Jen has been fascinated by the story of the quarantined tuberculosis patient for the last two days, and she and I talked about it at length this morning. A few things in this story stand out to me/us:
- Why didn’t the CDC tell the guy straight out not to fly? I realize they have limited powers over citizens, but I’d think that they would have developed protocols by now to deal with potentially deadly patients/carriers of rare diseases. Report the guy to the Feds and have them haul him in, for god’s sake.
- “Speaker said he felt as if the CDC had suddenly ‘abandoned him.'” No, asshole, they were afraid you were going to contaminate even more people. They wanted you to visit a hospital, where your illness could have been treated or stabilized before you got on another plane.
- ” …the U.S. border inspector who allowed Speaker back into the country, disregarding a computer warning to stop the man and don protective gear, has been removed from border duty.” That’s Homeland Security, folks. I feel safer already.
- Why didn’t his wife tell him to stay home? Her dad works for the CDC, researching tuberculosis, and his dad, a lawyer, was there when the CDC interviewed him. While I freely admit that our government is poorly managed, and most likely gave this man conflicting information, if I knew I had an airborne-spreading illness, I wouldn’t get on an airplane.
- “…Additionally, Speaker, a personal injury attorney, could sue the federal government for being quarantined on the basis of federal regulations that some scholars see as unconstitutional.” If that happens, I hope the federal government lets each and every one of those other passengers sue the shit out of this guy.
- From CNN: “He flew from Prague to Montreal, apparently in order to sidestep a no-fly order that could have stopped or delayed his return to North America.
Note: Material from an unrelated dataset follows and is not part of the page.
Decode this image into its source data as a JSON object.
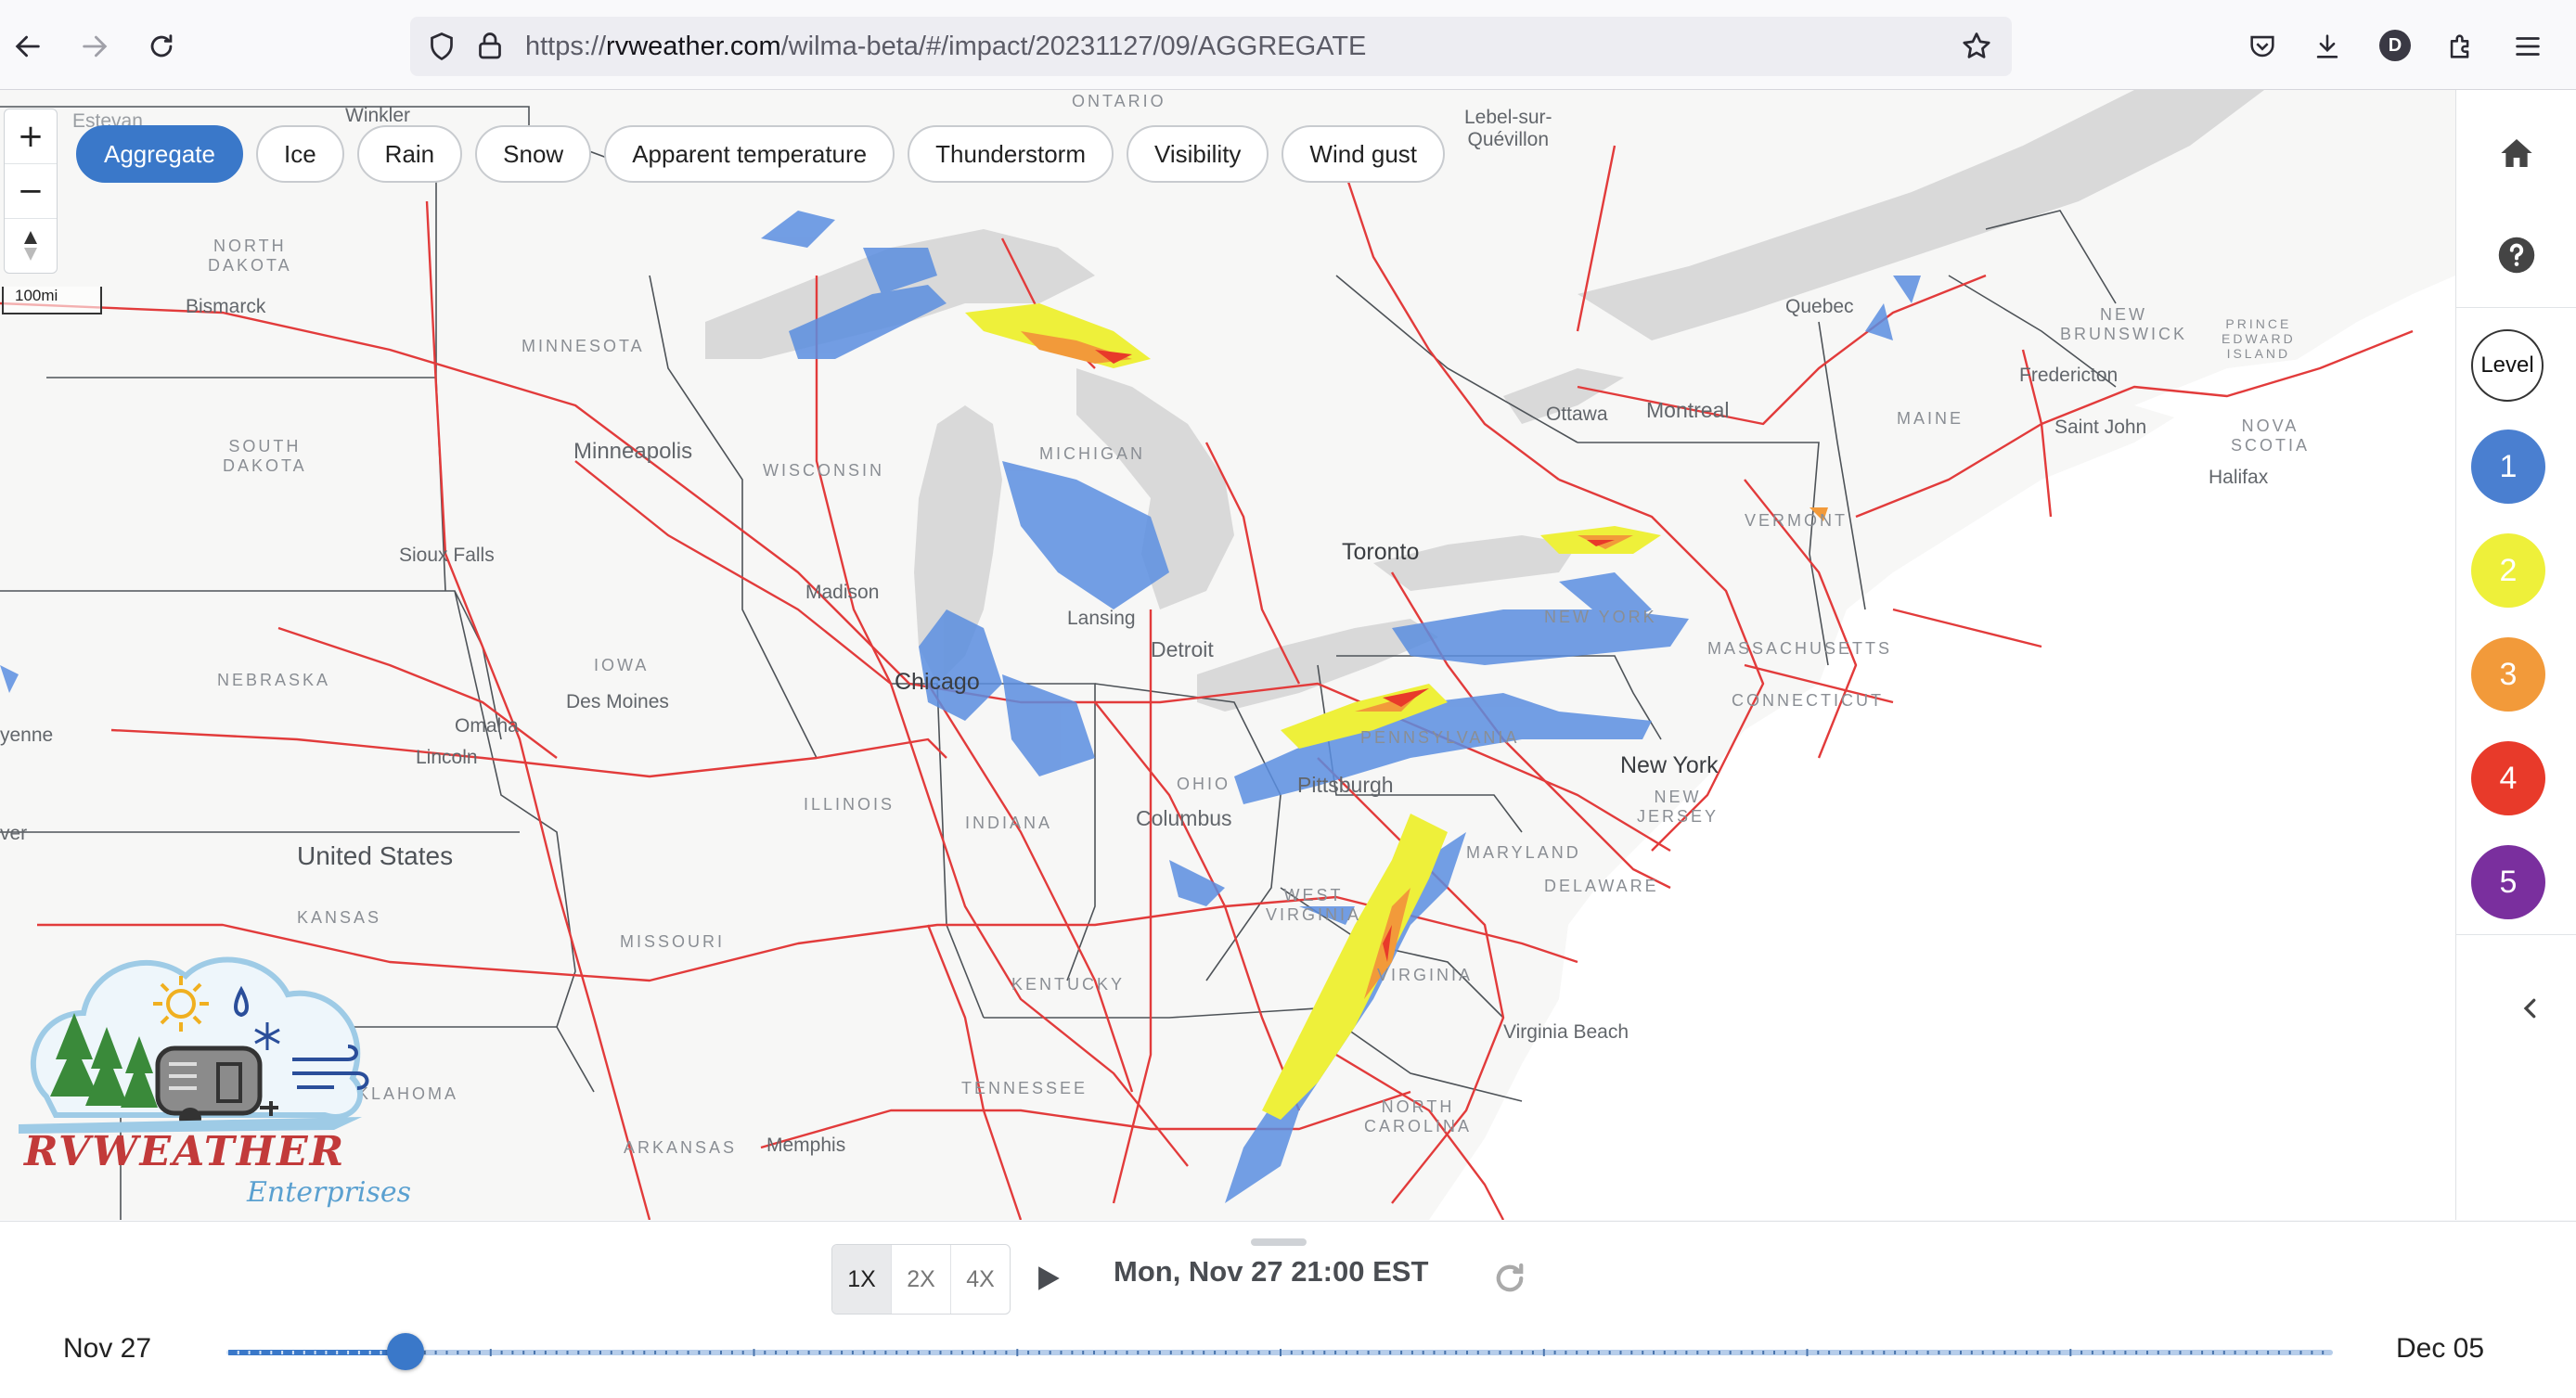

Once in Canada, Speaker and his wife drove across the border to New York, where he was treated at a hospital…” Sounds to me like he and his family knew exactly what the score was, and decided to put their own self interest (and wedding) in front of everyone else’s health.
- He’s a personal injury lawyer. It seems to me that he’d have an even greater appreciation for the consequences of his actions than many other people, who might just claim honest ignorance. The fact that he went ahead anyway shows that the ethics classes he might have taken at the Naval Academy and the University of Georgia didn’t stick too well.
- Reasons to postpone a wedding, the short list:
- Realization your soon-to-be-partner is in love with someone else.
- Alien attack.
- Death in the family (has to be nuclear, because Aunt Sadie is too far off the tree to count).
- Being called to military service.
- Global thermonuclear war.
- The check for the reception bounced.
- Unexpected delivery of a child.
- Infection of an airborne, possibly resistant strain of communicable disease.